The Oso Group, a security services firm, filed a federal lawsuit against the SEIU, claiming the union owes the company over $924,000 for security services. Never mind the fact that the SEIU spent over $924,000 of its union members’ dues for security. The more important question: why exactly did SEIU officials need “24-hour, seven day a week security, surveillance, and protection service”?
The SEIU contracted with The Oso Group for security services earlier this year when the SEIU sought to assert and solidify control over one of its local affiliates, SEIU United Healthcare Workers-West (UHW). According to the SEIU, UHW leadership actively resisted SEIU’s takeover and allegedly instructed members to “destroy, damage, or transfer UHW documents, records, and other UHW property.” SEIU leaders apparently feared possible violence and retaliation from the UHW. They claimed that UHW leaders told their members to physically resist and impede the SEIU and even harass and threaten other UHW employees and staff who supported the SEIU takeover.
SEIU officials feared for their security, which led to hiring The Oso Group for the aforementioned 24-hour, seven day a week plus surveillance service from the firm.

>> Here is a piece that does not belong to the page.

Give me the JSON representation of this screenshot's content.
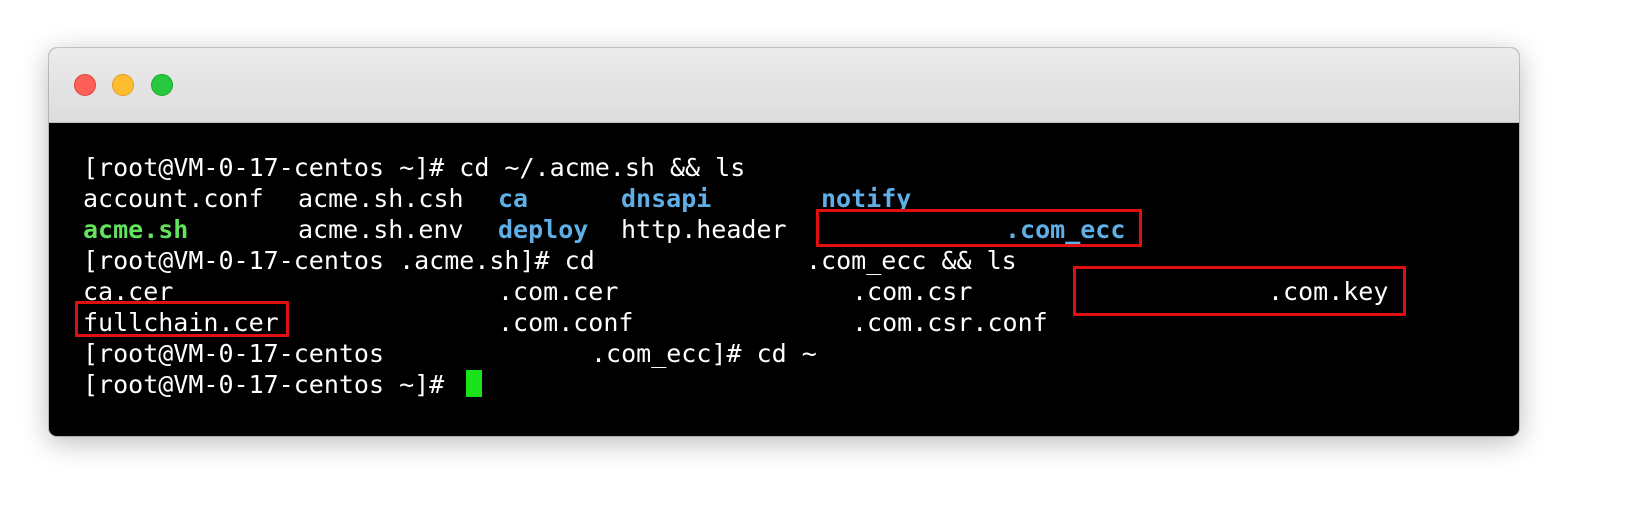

Parf of the security contract also included “executive protection and drivers” for the “upper echelon of SEIU leadership” who were visiting California at the time.
We’ve already discussed at length about the SEIU’s feud with UNITE HERE. But hiring the equivalent of a Secret Service detail to protect labor bosses from possible retribution fears (from other unions nonetheless!) is a good indicator of what type of tactics and practices the SEIU is willing to put into play.
Just try to imagine how SEIU and other unions will operate if card check is passed into law.